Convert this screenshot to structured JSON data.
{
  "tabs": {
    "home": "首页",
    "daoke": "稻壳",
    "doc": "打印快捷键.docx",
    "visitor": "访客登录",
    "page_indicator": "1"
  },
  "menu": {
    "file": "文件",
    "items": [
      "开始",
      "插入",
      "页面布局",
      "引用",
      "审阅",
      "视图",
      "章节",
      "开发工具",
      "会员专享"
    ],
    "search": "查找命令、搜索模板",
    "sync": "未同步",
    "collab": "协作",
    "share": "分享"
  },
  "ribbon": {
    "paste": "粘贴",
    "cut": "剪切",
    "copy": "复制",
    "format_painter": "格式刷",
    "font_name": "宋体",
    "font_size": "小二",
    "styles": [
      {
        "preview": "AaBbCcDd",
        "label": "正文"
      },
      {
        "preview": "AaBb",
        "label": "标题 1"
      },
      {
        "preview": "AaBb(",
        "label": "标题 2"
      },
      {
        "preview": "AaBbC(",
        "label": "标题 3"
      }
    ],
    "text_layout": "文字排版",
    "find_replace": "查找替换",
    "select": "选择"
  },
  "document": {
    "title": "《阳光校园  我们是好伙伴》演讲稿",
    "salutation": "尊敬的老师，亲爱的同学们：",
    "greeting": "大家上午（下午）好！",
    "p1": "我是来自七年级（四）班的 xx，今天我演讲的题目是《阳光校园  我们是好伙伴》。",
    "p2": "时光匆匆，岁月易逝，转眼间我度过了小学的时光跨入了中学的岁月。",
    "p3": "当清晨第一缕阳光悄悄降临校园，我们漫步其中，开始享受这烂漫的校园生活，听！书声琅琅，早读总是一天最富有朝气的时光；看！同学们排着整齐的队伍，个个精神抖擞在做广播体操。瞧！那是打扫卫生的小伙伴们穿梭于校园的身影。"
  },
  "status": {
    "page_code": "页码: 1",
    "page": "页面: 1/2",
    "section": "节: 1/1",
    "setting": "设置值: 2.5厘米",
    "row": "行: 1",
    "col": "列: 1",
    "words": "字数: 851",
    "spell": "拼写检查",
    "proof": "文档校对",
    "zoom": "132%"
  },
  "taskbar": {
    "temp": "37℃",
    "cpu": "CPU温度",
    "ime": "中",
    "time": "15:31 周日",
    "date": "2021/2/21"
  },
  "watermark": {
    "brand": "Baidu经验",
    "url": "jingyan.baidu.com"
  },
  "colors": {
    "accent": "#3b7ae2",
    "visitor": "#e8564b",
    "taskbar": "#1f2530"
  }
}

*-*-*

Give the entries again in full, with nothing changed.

Response ->
Convert this screenshot to structured JSON data.
{
  "tabs": {
    "home": "首页",
    "daoke": "稻壳",
    "doc": "打印快捷键.docx",
    "visitor": "访客登录",
    "page_indicator": "1"
  },
  "menu": {
    "file": "文件",
    "items": [
      "开始",
      "插入",
      "页面布局",
      "引用",
      "审阅",
      "视图",
      "章节",
      "开发工具",
      "会员专享"
    ],
    "search": "查找命令、搜索模板",
    "sync": "未同步",
    "collab": "协作",
    "share": "分享"
  },
  "ribbon": {
    "paste": "粘贴",
    "cut": "剪切",
    "copy": "复制",
    "format_painter": "格式刷",
    "font_name": "宋体",
    "font_size": "小二",
    "styles": [
      {
        "preview": "AaBbCcDd",
        "label": "正文"
      },
      {
        "preview": "AaBb",
        "label": "标题 1"
      },
      {
        "preview": "AaBb(",
        "label": "标题 2"
      },
      {
        "preview": "AaBbC(",
        "label": "标题 3"
      }
    ],
    "text_layout": "文字排版",
    "find_replace": "查找替换",
    "select": "选择"
  },
  "document": {
    "title": "《阳光校园  我们是好伙伴》演讲稿",
    "salutation": "尊敬的老师，亲爱的同学们：",
    "greeting": "大家上午（下午）好！",
    "p1": "我是来自七年级（四）班的 xx，今天我演讲的题目是《阳光校园  我们是好伙伴》。",
    "p2": "时光匆匆，岁月易逝，转眼间我度过了小学的时光跨入了中学的岁月。",
    "p3": "当清晨第一缕阳光悄悄降临校园，我们漫步其中，开始享受这烂漫的校园生活，听！书声琅琅，早读总是一天最富有朝气的时光；看！同学们排着整齐的队伍，个个精神抖擞在做广播体操。瞧！那是打扫卫生的小伙伴们穿梭于校园的身影。"
  },
  "status": {
    "page_code": "页码: 1",
    "page": "页面: 1/2",
    "section": "节: 1/1",
    "setting": "设置值: 2.5厘米",
    "row": "行: 1",
    "col": "列: 1",
    "words": "字数: 851",
    "spell": "拼写检查",
    "proof": "文档校对",
    "zoom": "132%"
  },
  "taskbar": {
    "temp": "37℃",
    "cpu": "CPU温度",
    "ime": "中",
    "time": "15:31 周日",
    "date": "2021/2/21"
  },
  "watermark": {
    "brand": "Baidu经验",
    "url": "jingyan.baidu.com"
  },
  "colors": {
    "accent": "#3b7ae2",
    "visitor": "#e8564b",
    "taskbar": "#1f2530"
  }
}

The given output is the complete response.